 In January 2016, AIIB published the "Public Information Interim Policy" in which information access and community's right to know are mentioned. However, it still needs to clarify the methods and means of ensuring how to properly create information disclosure channels in the locally appropriate language. It also should clarify the timeline for public information disclosure, and provide guidance on how to balance conflicts between publicly available information and confidentiality. We recommend that AIIB draws on experiences from the World Bank, Asian Development Bank and other multilateral development banks to revise the policy as soon as possible. A good information disclosure policy is a strong basis for better environmental and social performance.
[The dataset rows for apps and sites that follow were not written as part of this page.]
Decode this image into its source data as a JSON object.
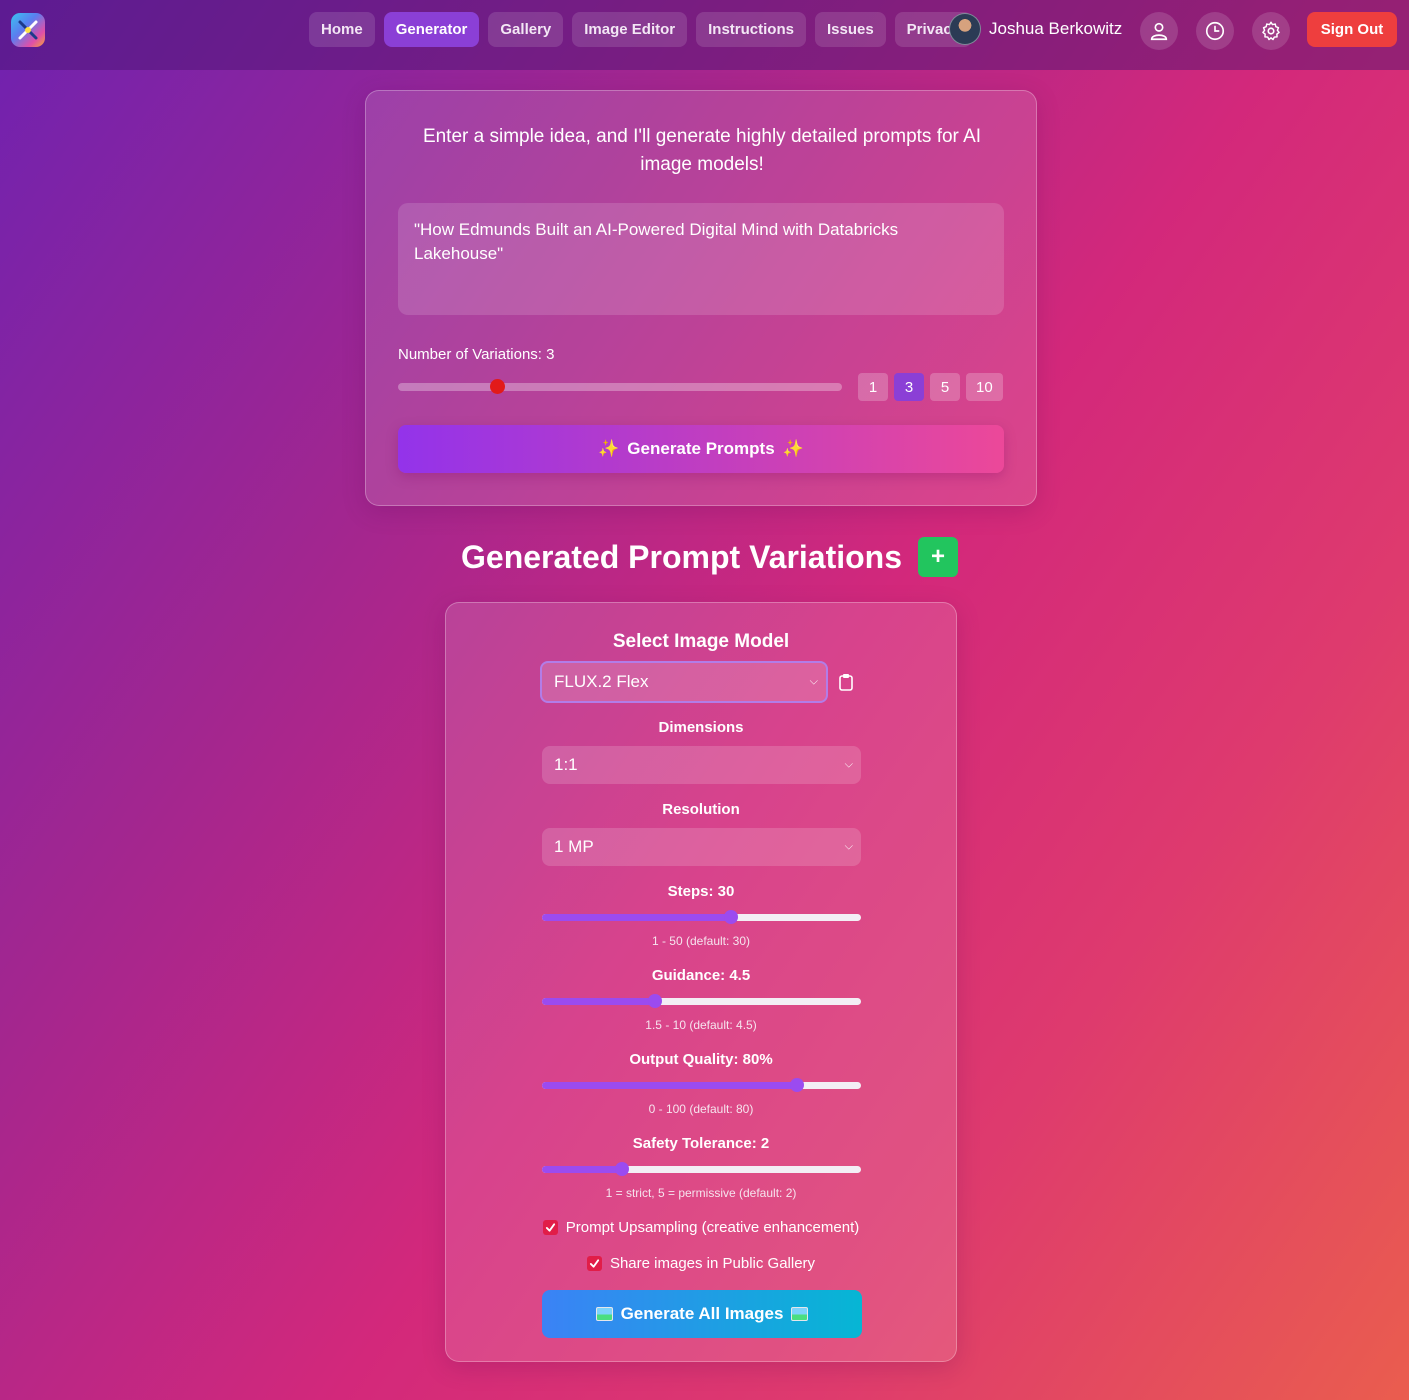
{
  "nav": {
    "links": [
      "Home",
      "Generator",
      "Gallery",
      "Image Editor",
      "Instructions",
      "Issues",
      "Privacy"
    ],
    "active": "Generator",
    "user_name": "Joshua Berkowitz",
    "signout_label": "Sign Out"
  },
  "generator": {
    "intro": "Enter a simple idea, and I'll generate highly detailed prompts for AI image models!",
    "idea_text": "\"How Edmunds Built an AI-Powered Digital Mind with Databricks Lakehouse\"",
    "variations_label": "Number of Variations: 3",
    "variations_value": 3,
    "variations_min": 1,
    "variations_max": 10,
    "presets": [
      "1",
      "3",
      "5",
      "10"
    ],
    "active_preset": "3",
    "button_label": "Generate Prompts"
  },
  "variations": {
    "heading": "Generated Prompt Variations",
    "add_label": "+"
  },
  "settings": {
    "title": "Select Image Model",
    "model": "FLUX.2 Flex",
    "dimensions_label": "Dimensions",
    "dimensions": "1:1",
    "resolution_label": "Resolution",
    "resolution": "1 MP",
    "steps": {
      "label": "Steps: 30",
      "hint": "1 - 50 (default: 30)",
      "value": 30,
      "min": 1,
      "max": 50
    },
    "guidance": {
      "label": "Guidance: 4.5",
      "hint": "1.5 - 10 (default: 4.5)",
      "value": 4.5,
      "min": 1.5,
      "max": 10
    },
    "quality": {
      "label": "Output Quality: 80%",
      "hint": "0 - 100 (default: 80)",
      "value": 80,
      "min": 0,
      "max": 100
    },
    "safety": {
      "label": "Safety Tolerance: 2",
      "hint": "1 = strict, 5 = permissive (default: 2)",
      "value": 2,
      "min": 1,
      "max": 5
    },
    "upsampling_label": "Prompt Upsampling (creative enhancement)",
    "upsampling_checked": true,
    "share_label": "Share images in Public Gallery",
    "share_checked": true,
    "generate_all_label": "Generate All Images"
  },
  "colors": {
    "active_nav": "#8b3fd6",
    "signout": "#ee3e3e",
    "add_button": "#22c55e",
    "slider": "#9b4bf0",
    "checkbox": "#e11d48"
  }
}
To sum up, we hope that AIIB maintains an open attitude and accepts suggestions from different parties. As the president Jin Liqun said, "Criticisms keep us calm and help us to understand the difficulties to tackle … No institution is perfect, as long as we are willing to listen, we are willing to correct our mistakes, we are willing to change [so] that we can do the maximum, to achieve common objective." As a new multilateral financial institution aiming to be "green", AIIB should strictly implement its policies and strategies in order to become "green" and "lean" at the same time.